games is of one Coroebus of Elis, a cook, winning a sprint race in 776
BC. Most historians believe the games to have been going on for
approximately 500 years before this. In the year Coroebus was made a
part of history, there was apparently only one simple event, a race
called the stade. The track was said to be one stade long or roughly
210 yards.

In subsequent games, additional events were to be added, most likely to
increase the challenge to these amazing athletes. In 724 BC, the
diaulos, a two stade race, was added, followed by a long distance race,
about 2 ľ miles and called the dolichos, at the next games four years
later. Wrestling and the famous Pentathlon were introduced in 708 BC.

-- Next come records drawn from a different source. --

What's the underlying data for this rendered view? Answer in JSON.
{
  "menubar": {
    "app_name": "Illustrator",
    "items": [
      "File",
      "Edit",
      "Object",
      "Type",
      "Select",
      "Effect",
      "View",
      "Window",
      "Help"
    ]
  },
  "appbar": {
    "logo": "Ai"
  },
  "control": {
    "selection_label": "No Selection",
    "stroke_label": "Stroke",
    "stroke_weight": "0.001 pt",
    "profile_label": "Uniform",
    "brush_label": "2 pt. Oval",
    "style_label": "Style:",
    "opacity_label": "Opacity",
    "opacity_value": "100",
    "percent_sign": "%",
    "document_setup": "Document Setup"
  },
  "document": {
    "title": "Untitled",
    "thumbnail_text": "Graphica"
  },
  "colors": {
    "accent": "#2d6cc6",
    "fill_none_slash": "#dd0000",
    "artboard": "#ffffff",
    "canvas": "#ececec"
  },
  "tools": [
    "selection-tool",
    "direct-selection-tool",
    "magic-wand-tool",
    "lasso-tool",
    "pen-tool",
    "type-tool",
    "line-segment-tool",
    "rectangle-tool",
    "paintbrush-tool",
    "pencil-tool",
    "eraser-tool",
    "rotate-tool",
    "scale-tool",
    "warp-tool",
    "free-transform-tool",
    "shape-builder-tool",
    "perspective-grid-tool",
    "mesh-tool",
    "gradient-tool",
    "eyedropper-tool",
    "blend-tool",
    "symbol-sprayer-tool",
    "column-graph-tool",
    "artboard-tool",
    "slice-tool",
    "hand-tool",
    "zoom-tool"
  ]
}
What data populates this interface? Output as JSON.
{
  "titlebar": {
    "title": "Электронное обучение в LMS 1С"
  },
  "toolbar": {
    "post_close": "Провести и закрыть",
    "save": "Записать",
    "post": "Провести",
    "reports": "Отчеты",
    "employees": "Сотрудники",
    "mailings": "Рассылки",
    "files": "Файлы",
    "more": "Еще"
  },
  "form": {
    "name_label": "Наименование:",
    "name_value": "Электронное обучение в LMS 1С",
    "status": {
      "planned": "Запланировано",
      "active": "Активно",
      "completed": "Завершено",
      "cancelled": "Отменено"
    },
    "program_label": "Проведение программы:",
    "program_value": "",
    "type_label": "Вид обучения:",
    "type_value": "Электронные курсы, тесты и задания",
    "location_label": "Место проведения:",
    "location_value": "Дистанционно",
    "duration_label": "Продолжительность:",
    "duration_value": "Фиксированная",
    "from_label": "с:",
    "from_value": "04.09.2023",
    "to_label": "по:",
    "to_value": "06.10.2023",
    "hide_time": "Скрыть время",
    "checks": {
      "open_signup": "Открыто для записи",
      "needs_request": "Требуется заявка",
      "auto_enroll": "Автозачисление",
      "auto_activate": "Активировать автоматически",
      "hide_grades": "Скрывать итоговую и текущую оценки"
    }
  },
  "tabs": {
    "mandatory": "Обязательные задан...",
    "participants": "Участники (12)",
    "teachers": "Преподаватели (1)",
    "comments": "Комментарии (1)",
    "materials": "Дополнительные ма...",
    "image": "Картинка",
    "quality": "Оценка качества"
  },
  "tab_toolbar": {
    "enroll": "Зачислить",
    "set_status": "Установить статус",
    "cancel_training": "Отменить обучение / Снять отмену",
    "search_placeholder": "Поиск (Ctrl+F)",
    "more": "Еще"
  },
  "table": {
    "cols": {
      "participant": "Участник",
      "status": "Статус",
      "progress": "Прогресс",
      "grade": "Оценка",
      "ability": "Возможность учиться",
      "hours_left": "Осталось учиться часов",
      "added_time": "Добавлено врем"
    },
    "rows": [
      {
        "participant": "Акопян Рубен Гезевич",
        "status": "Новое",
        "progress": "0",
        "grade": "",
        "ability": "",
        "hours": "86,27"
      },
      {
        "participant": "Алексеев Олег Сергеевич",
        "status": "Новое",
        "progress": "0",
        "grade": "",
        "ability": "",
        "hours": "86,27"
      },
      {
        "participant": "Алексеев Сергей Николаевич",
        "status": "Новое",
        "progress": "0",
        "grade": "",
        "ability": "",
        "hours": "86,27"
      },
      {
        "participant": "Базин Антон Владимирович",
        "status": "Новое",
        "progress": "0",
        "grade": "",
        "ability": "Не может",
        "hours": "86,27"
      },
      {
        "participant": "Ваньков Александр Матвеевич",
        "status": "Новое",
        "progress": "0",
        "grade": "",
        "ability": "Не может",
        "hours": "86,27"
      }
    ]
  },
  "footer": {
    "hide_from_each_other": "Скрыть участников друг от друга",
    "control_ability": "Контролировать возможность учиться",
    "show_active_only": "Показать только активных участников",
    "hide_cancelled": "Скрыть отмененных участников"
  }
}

The Pentathlon consisted of five events; the long jump, javelin throw,
discus throw, foot race, and wrestling. The Pentathlons, especially the
successful ones, were often treated and even worshipped like gods.
Because of their exquisite physiques, they were used as the models for
statues of the Greek Gods. The superior athletic ability of these
athletes affects the games even today. The twisting and throwing method
of the discus throw, which originated in Ancient Greece, is still used
today. The original events were even more challenging than those of
today. The modern discus weighs in at just 5 pounds, one-third of the
original weight, and the long jumps were done with the contestant
carrying a five pound weight in each hand. The pit to be traversed in
this jump allowed for a 50 foot jump, compared to just over 29 feet in
our modern Olympics. Apparently, the carried weights, used correctly,
could create momentum to carry the athlete further. Legend has it that
one Olympian cleared the entire pit by approximately 5 feet, breaking
both legs as he landed.

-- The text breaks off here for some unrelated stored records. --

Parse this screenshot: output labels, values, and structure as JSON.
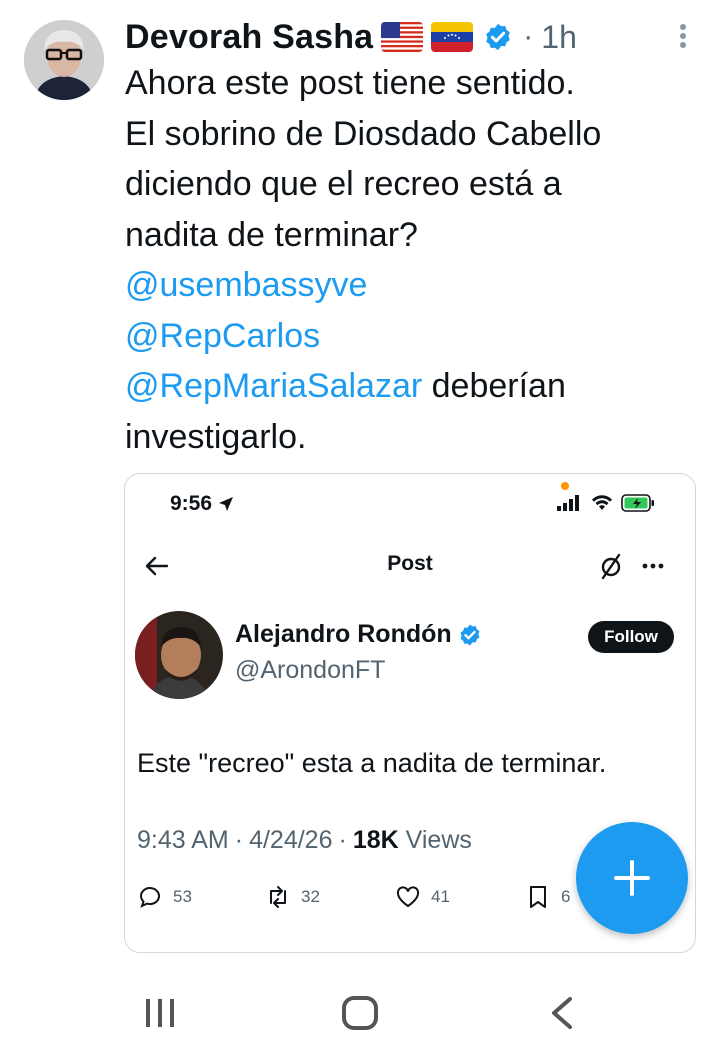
{
  "tweet": {
    "author": "Devorah Sasha",
    "separator": "·",
    "time": "1h",
    "text_line1": "Ahora este post tiene sentido.",
    "text_line2": "El sobrino de Diosdado Cabello",
    "text_line3": "diciendo que el recreo está a",
    "text_line4": "nadita de terminar?",
    "mention1": "@usembassyve",
    "mention2": "@RepCarlos",
    "mention3": "@RepMariaSalazar",
    "text_after_mention3": " deberían",
    "text_line8": "investigarlo."
  },
  "embedded": {
    "status_time": "9:56",
    "header_title": "Post",
    "author": "Alejandro Rondón",
    "handle": "@ArondonFT",
    "follow_label": "Follow",
    "text": "Este \"recreo\" esta a nadita de terminar.",
    "time": "9:43 AM",
    "date": "4/24/26",
    "separator": "·",
    "views_count": "18K",
    "views_label": "Views",
    "replies": "53",
    "reposts": "32",
    "likes": "41",
    "bookmarks": "6"
  },
  "colors": {
    "accent": "#1d9bf0",
    "text": "#0f1419",
    "secondary": "#536471"
  },
  "icons": [
    "more-vert-icon",
    "verified-icon",
    "us-flag-icon",
    "venezuela-flag-icon",
    "location-arrow-icon",
    "signal-icon",
    "wifi-icon",
    "battery-icon",
    "back-arrow-icon",
    "grok-slash-icon",
    "more-horiz-icon",
    "reply-icon",
    "repost-icon",
    "like-icon",
    "bookmark-icon",
    "plus-icon",
    "recent-apps-icon",
    "home-icon",
    "nav-back-icon"
  ]
}
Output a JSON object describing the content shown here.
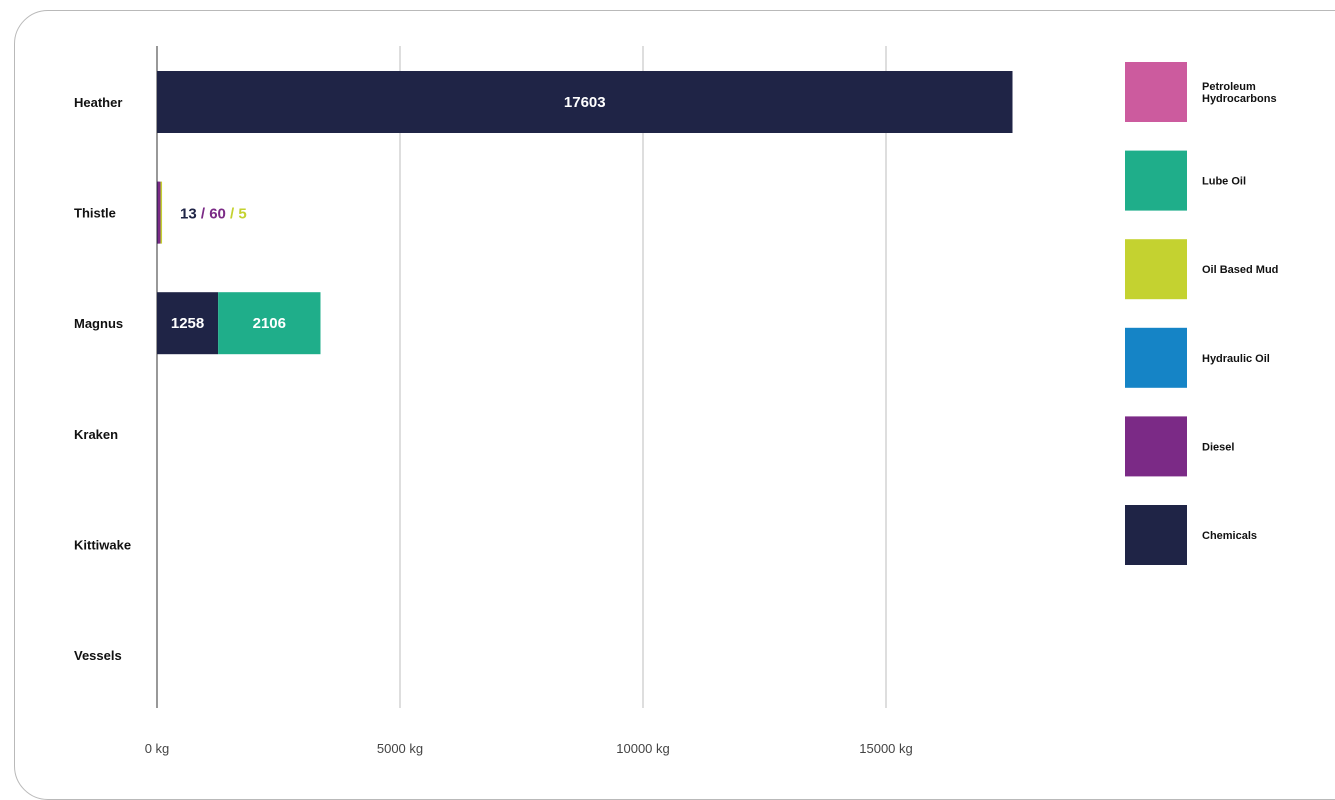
{
  "chart_data": {
    "type": "bar",
    "orientation": "horizontal",
    "stacked": true,
    "categories": [
      "Heather",
      "Thistle",
      "Magnus",
      "Kraken",
      "Kittiwake",
      "Vessels"
    ],
    "series": [
      {
        "name": "Chemicals",
        "color": "#1f2446",
        "values": [
          17603,
          13,
          1258,
          0,
          0,
          0
        ]
      },
      {
        "name": "Diesel",
        "color": "#7b2a86",
        "values": [
          0,
          60,
          0,
          0,
          0,
          0
        ]
      },
      {
        "name": "Hydraulic Oil",
        "color": "#1584c6",
        "values": [
          0,
          0,
          0,
          0,
          0,
          0
        ]
      },
      {
        "name": "Oil Based Mud",
        "color": "#c4d230",
        "values": [
          0,
          5,
          0,
          0,
          0,
          0
        ]
      },
      {
        "name": "Lube Oil",
        "color": "#1fae8a",
        "values": [
          0,
          0,
          2106,
          0,
          0,
          0
        ]
      },
      {
        "name": "Petroleum Hydrocarbons",
        "color": "#cc5b9e",
        "values": [
          0,
          0,
          0,
          0,
          0,
          0
        ]
      }
    ],
    "xlim": [
      0,
      20000
    ],
    "xticks": [
      0,
      5000,
      10000,
      15000
    ],
    "tick_labels": [
      "0 kg",
      "5000 kg",
      "10000 kg",
      "15000 kg"
    ],
    "grid": true,
    "legend_position": "right",
    "legend_order": [
      "Petroleum Hydrocarbons",
      "Lube Oil",
      "Oil Based Mud",
      "Hydraulic Oil",
      "Diesel",
      "Chemicals"
    ],
    "legend_lines": {
      "Petroleum Hydrocarbons": [
        "Petroleum",
        "Hydrocarbons"
      ]
    },
    "annotations": [
      {
        "category": "Thistle",
        "parts": [
          {
            "text": "13",
            "color": "#1f2446"
          },
          {
            "text": " / ",
            "color": "#7b2a86"
          },
          {
            "text": "60",
            "color": "#7b2a86"
          },
          {
            "text": " / ",
            "color": "#c4d230"
          },
          {
            "text": "5",
            "color": "#c4d230"
          }
        ]
      }
    ]
  }
}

One significant difference between the modern and ancient games; the
original Olympians competed in the nude. Because of this, the 45,000
spectators consisted of men and unwed virgin women only. The only
exception to this would be the priestess of Demeter who was also the
only spectator honored with a seat. The young unwed women were allowed
to watch to introduce them to men in all their splendor and brutality
whereas it was felt that married women should not see what they could
not have. In addition, the virgins had their own event which occurred
on the menís religious day of rest. Called the Haria, in honor of Hara
the wife of Zeus, the young women would race dressed in a short tunic
which exposed the right breast. Traditionally, Spartan women dominated
this event, being trained from birth for just this purpose.
The religious undertones of the events became extremely apparent on
the third day of the games when a herd of 100 cows were killed as a
sacrifice to Zeus. In actuality, only the most useless parts were
burned in honor of Zeus; most of the meat would be cooked and eaten
that day. The sacrifices were conducted on a huge cone-shaped alter
built up from the ashes of previously sacrificed animals. The mound was
so large, the Greeks would cut steps into the cone after discovering it
could be hardened by adding water and drying.

Another ingenious invention was a system to prevent early starts in the
foot races. It consisted of a bar in front of the runners to ensure
they all start at the same time. This most likely was viewed as a
blessing by the competitors, as previous to this, they would be beaten
by the judges with rods for an early jump. This system led to the
extravagant mechanisms used for starting the chariot races in 680 BC.
Other introductions to the games were boxing in 688 BC, the pancratium,
a no-holds barred form of wrestling, in 648 BC, and eventually some
events for boys between 632 and 616 BC.

The Olympics